A fresco of French romantic painter Eugène Delacroix's Liberty Leading the People crowns The Inn At Versailles's stone fireplace. The mural's subject raises a fist clenching the French flag into the sky. Her gesture symbolizes the inn's rise from the ashes and unites its European-inspired artworks, many of which were painted locally.
A calamitous fire ravaged the village of Versailles in 1901, destroying six blocks of businesses and 38 homes. As residents rebuilt, they paid architectural homage to their town's namesake palace and to the Europe of the early 1900s. Since 1993, The Inn At Versailles has taken part in the European tradition with its vintage environs.
Local artists have ornamented nearly every room with original murals, frescoes, and prints inspired by Gallic culture at the turn of the century. The inn's guest rooms and suites join the elegance of ornate chandeliers, four-poster beds, and fireplaces with the modern pizzazz of TVs and WiFi access.
Complimentary continental breakfast every morning gives way to upscale lunch and dinner served at the onsite restaurant, Michael Anthony's at The Inn. Chef Michael Delligatta crafts upscale Italian fare bolstered by an international wine list that has garnered Wine Spectator's Award of Excellence every year since 2007. Visitors may carry their revelry to a nearby winery or one of the many other attractions in the village of Versailles.
At Aunt Katie's, the walls covered in black-and-white photos of women in baseball uniforms and team rosters filled with women's names. The eponymous Aunt Katie is Katie Horstman, who was inducted into the Baseball Hall of Fame in 1988 to commemorate her contribution to the All-American Girls Professional Baseball League, which the movie A League of Their Own made famous. The decor complements the menu of traditional cooking. Prime rib, lobster tails, and breaded pork chops comfort appetites better than a deep-fried Snuggie.
Since 1954, dough-sculpting artisans at LaRosa’s have crafted a menu of delectable Italian specialties using heaps of fresh ingredients and a family recipe. An array of tasty pies awaits hungry visitors, from the double pepperoni ($5.99–$14.99) to the buffalo chicken, which entertains a devoted entourage of black olives, tomatoes, and jalapeños ($6.79–$19.99). Customers can also hire toppings for freelance work on pizzas of their own creation ($4.79–$12.99 plus toppings). Shy meats and veggies hide inside calzones, such as the Philly cheesesteak calzone, which provides a toasted cavern of shelter for sirloin, white cheddar, onions, and stray cheese ($5.99). In addition, LaRosa’s boasts a spectrum of hoagys, salads, and pasta and offers a sweet adieu to finished meals with a dessert of Italian crème cake ($4.89) or cinnamon-sugar dippers ($3.99).
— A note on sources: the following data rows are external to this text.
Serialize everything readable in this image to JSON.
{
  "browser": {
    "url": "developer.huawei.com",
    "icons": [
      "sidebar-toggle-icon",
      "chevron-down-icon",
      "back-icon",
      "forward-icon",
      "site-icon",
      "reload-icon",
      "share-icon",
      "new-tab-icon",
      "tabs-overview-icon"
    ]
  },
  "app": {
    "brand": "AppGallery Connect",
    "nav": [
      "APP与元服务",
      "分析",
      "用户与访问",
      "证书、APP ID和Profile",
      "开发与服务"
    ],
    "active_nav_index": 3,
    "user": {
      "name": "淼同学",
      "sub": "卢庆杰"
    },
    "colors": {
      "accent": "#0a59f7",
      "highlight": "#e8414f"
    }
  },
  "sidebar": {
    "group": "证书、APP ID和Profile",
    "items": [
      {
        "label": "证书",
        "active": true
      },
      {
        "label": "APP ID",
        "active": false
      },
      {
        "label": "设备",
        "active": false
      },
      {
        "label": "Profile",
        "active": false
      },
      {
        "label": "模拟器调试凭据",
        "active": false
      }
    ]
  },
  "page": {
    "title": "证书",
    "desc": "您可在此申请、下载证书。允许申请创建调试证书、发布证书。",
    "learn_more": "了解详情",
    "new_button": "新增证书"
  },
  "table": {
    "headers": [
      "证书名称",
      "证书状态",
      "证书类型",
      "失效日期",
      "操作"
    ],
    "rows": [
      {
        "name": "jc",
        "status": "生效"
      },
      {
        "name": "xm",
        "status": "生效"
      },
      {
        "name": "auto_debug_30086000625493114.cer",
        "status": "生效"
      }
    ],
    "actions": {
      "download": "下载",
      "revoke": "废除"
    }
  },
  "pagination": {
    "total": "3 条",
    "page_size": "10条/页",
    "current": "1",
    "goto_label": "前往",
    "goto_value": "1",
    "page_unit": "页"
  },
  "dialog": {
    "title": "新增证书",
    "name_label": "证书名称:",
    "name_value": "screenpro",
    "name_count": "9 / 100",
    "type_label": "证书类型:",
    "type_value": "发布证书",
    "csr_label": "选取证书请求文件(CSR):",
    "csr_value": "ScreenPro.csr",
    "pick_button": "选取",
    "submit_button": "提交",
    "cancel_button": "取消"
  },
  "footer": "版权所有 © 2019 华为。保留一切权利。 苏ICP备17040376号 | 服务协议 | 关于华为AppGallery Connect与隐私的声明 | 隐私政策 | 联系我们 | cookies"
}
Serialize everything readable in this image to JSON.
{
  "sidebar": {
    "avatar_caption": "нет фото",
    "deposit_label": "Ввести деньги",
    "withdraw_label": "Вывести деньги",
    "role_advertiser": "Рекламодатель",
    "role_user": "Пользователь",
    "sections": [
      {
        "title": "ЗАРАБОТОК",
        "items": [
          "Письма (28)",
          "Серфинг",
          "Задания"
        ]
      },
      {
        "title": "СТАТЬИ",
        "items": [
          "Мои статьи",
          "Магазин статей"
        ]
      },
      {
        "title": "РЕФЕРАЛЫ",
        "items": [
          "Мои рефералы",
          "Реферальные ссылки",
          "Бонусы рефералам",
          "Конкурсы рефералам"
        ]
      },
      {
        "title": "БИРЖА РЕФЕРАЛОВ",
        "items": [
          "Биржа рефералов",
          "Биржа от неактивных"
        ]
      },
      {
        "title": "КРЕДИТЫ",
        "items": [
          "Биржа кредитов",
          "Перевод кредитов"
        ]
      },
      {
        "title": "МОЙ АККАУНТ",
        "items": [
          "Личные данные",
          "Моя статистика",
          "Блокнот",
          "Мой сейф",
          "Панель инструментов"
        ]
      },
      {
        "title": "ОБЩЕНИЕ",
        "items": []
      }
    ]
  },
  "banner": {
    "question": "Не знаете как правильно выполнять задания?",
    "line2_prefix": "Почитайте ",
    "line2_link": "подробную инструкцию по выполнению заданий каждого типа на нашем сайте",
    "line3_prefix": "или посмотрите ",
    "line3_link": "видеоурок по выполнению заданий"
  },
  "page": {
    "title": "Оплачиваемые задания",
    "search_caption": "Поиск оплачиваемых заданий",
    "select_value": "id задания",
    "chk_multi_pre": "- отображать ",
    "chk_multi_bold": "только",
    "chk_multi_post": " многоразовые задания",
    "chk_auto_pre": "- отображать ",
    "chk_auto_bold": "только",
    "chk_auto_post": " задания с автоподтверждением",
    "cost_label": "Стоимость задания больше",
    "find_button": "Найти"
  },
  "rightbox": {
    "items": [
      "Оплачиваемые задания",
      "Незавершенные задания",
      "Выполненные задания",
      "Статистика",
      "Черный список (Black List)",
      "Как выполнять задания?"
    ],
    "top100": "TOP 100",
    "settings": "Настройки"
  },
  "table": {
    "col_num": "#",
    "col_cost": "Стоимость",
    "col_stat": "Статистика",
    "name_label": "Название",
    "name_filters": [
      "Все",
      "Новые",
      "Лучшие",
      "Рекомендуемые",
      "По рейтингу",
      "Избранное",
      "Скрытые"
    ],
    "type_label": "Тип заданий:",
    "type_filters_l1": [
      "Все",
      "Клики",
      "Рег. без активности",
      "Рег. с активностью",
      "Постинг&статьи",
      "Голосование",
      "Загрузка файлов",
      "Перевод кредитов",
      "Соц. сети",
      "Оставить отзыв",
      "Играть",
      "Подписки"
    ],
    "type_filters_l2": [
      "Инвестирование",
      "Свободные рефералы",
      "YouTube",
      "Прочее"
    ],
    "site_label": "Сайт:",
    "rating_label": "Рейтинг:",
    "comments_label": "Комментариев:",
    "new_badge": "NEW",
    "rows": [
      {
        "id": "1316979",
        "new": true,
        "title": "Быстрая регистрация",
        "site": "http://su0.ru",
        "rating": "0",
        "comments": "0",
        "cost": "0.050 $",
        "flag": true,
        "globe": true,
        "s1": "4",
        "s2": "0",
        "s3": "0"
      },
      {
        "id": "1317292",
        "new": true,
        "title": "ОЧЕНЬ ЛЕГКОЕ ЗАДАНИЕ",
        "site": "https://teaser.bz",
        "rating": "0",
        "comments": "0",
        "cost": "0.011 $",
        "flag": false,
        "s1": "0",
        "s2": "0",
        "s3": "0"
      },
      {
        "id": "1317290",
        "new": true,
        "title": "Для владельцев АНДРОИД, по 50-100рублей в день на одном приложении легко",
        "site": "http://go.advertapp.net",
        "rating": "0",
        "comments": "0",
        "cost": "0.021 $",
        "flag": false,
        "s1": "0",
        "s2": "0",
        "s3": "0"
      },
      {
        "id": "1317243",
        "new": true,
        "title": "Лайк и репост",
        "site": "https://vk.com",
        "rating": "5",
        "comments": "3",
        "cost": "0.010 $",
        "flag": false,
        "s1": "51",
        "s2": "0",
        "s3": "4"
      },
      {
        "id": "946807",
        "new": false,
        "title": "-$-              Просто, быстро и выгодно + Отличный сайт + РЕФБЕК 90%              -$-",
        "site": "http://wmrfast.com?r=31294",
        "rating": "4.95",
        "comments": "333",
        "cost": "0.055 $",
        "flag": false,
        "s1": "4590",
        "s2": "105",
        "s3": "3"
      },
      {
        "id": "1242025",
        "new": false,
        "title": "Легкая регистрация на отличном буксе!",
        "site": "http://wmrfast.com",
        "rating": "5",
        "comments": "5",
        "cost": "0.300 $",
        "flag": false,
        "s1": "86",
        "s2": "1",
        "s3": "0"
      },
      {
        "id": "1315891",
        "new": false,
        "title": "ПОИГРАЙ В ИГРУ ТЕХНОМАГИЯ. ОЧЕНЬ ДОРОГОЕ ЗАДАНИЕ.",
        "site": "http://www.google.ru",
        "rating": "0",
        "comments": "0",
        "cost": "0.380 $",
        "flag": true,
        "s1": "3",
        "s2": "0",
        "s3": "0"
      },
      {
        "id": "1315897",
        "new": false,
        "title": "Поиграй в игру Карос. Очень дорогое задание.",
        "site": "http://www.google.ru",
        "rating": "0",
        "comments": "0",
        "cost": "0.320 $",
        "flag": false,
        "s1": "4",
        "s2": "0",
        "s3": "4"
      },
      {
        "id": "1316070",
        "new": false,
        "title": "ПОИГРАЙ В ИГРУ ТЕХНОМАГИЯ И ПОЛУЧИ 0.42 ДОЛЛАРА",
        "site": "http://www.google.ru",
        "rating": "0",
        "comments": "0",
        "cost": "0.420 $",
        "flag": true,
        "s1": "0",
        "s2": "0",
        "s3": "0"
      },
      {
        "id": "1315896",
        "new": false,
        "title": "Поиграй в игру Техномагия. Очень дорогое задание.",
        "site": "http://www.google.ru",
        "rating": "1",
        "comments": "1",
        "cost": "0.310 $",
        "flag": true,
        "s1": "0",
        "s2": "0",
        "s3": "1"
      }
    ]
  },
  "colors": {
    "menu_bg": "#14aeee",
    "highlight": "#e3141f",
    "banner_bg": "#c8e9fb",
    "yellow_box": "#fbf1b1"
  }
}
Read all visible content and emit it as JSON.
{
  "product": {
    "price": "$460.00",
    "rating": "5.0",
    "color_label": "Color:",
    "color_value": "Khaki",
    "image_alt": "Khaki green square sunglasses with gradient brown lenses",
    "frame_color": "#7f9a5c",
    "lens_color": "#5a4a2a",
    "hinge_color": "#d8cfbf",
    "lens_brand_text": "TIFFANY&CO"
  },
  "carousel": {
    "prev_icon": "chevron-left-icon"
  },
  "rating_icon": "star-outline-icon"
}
To the head baker of Sweet Eats Bake Shop, gluten-free, sugar-free, and vegan desserts should be every bit as flavorsome as their sugar-filled counterparts. She whips ups all her tasty treats from scratch, and instead of relying on chemically derived sugar substitutes, she swaps in organic agave nectar, honey, and fruit juices, and replaces vegetable oil with pumpkin or applesauce. To further refine her wide variety of tasty treats—including cupcakes, moon pies, cookies, and fudge—she mixes in unsalted creamery butter and fresh-fruit purees from local farmers. Her mouthwatering baked goods hit the road in their food truck and can sweeten special occasions, such as birthdays, weddings, or graduations.
A smattering of 20 sauces and seasonings dripping from handspun wings coats patrons' fingers as they cheer on their favorite professional sports teams broadcast on Buffalo Wild Wings' TVs. Eyes are torn between watching teams dribble a ball, shoot a puck, and land a grand jeté, and plates of plentiful wings, burgers, wraps, salads, and ribs. For more entertainment, trivia games exercise brains, and the Blazin' Challenge offers recognition for those brave enough to down a dozen wings slathered in the eatery's hottest sauce in 6 minutes.
The walls of LeDoux's Restaurant, which are honey-hued with well-loved patches of exposed brick, embody the warm, homey nature of Cajun cuisine. Steam infused with bay leaves, cayenne pepper, and andouille sausage spirals from cauldrons of jambalaya and gumbo. A fireplace pours forth its toasty affections in the bayou-inspired interior, where a fountain whispers softly alongside hanging plants that swing slowly over patrons like Tarzan during rush hour. At the full bar, mugs of Louisianan libations, such as Turbodog, Purple Haze, and Dixie ale, leave cool rings of condensation next to plates of fried frog legs and gator. Sated sighs drift from LeDoux's patio, where crackling torches cast orange accents on the liberal sprinkling of fleurs-de-lis that festoon the building and the staff's uniforms. On select nights, applause rolls over live musical acts and free-range shadow puppets.